Come back to that recent post about a duty of care. If the hospital agreed to take over detention when the police originally left, they are the ones who owe a duty of care to the patient, until such time as circumstances and contact with the police trigger a new duty for officers. As such, deliberately allowing the patient to enter a property and close the door means any harm proven to have occurred because of the negligence of NHS staff not acting and prior to the police accepting or receiving a new duty, is for NHS staff to justify. All situations turn on their merits and I’ve no idea what the risks were perceived to be, precisely. But if they were high and urgent risks, calling the police and seeking their help may well be appropriate. I’m not arguing in this post that all scenarios like the question are definitively the responsibility of NHS staff – but I am arguing they cannot simply hope to call the police and that’s their legal duty discharged.
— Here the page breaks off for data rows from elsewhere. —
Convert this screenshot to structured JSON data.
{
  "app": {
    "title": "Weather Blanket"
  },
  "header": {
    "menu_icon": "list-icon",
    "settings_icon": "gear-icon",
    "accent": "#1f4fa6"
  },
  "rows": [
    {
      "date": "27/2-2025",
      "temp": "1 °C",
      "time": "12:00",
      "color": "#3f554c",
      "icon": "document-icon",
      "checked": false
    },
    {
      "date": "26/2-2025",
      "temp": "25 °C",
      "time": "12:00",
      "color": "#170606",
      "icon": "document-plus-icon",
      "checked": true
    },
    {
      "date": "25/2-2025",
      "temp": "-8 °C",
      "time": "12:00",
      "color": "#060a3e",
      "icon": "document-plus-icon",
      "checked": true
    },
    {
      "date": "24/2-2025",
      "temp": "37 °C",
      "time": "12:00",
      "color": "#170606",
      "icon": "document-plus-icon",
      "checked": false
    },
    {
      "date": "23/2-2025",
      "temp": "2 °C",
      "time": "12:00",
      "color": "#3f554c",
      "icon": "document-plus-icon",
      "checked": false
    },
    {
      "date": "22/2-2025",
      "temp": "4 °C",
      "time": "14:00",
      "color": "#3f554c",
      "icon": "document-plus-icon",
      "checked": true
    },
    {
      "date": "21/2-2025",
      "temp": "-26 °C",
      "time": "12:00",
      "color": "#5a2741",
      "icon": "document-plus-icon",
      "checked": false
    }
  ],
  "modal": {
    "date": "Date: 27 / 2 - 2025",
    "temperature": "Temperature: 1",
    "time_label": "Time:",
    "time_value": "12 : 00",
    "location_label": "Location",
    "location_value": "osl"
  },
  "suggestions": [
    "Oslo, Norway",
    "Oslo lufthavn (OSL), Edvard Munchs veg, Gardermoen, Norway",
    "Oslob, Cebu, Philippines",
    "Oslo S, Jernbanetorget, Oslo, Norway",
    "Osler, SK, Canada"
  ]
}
And there’s a difference between what staff may reasonable consider themselves able to do; and the extent of legal duties owed by their organisation.

If the door has been closed by the patient, we’re in to the territory of requiring a s135(2) warrant from a court – and only the police may execute such a thing. The hospital from which the patient is missing are just as entitled to apply for them as the police so no assumption should be made that this is for the police either. In fact, history shows officers are often incorrectly turned down for these warrants by Magistrates who confuse s135(1) with s135(2) and assume we can’t apply for the second warrant, just because it’s well-known we can’t apply for the first.


This whole scenario comes back to that most interesting of questions: is all coercion in the community under the MHA for the police? And the legal answer to that is a loud and resounding ‘No!’, it’s not. There are some situations where the duty to act will sit with NHS staff, or AMHPs and a preference that the police responsible in law or agree to become responsible is grounded on nothing legal. If you are in the coercion business: health & safety law as well as human rights law implies very clearly that you should plan and prepared for that reality.

And whatever the view taken about ethics and morals, my Oath of Office as a Constable talked about policing according to law and upholding the fundamental rights of the public. I’m not an ethics or moral-enforcement officer: I’m a law enforcement officer.

If I’ve learned one thing in over 21yrs of policing, moral and ethical frameworks are never objectively defined and subjectivity tends to be moulded by perspective. This is why we have laws: to get to the consensus of what we have all agreed – and we have agreed mental health services may need to be both prepared and able to act coercively to keep people and patients safe. The police service cannot always prevent a gap which emerges from decisions not to act and as we saw in during the inquest in to the of David Stacey last year, this may still amount to negligence contributing to deaths and serious outcomes. We probably need to talk more about the law.

Winner of the President’s Medal,
the Royal College of Psychiatrists.

Winner of the Mind Digital Media Award


All opinions expressed are my own – they do not represent the views of any organisation.
(c) Michael Brown, 2019

I try to keep this blog up to date, but inevitably over time, amendments to the law as well as court rulings and other findings from inquests and complaints processes mean it is difficult to ensure all the articles and pages remain current.  Please ensure you check all legal issues in particular and take appropriate professional advice where necessary.

Government legislation website – http://www.legislation.gov.uk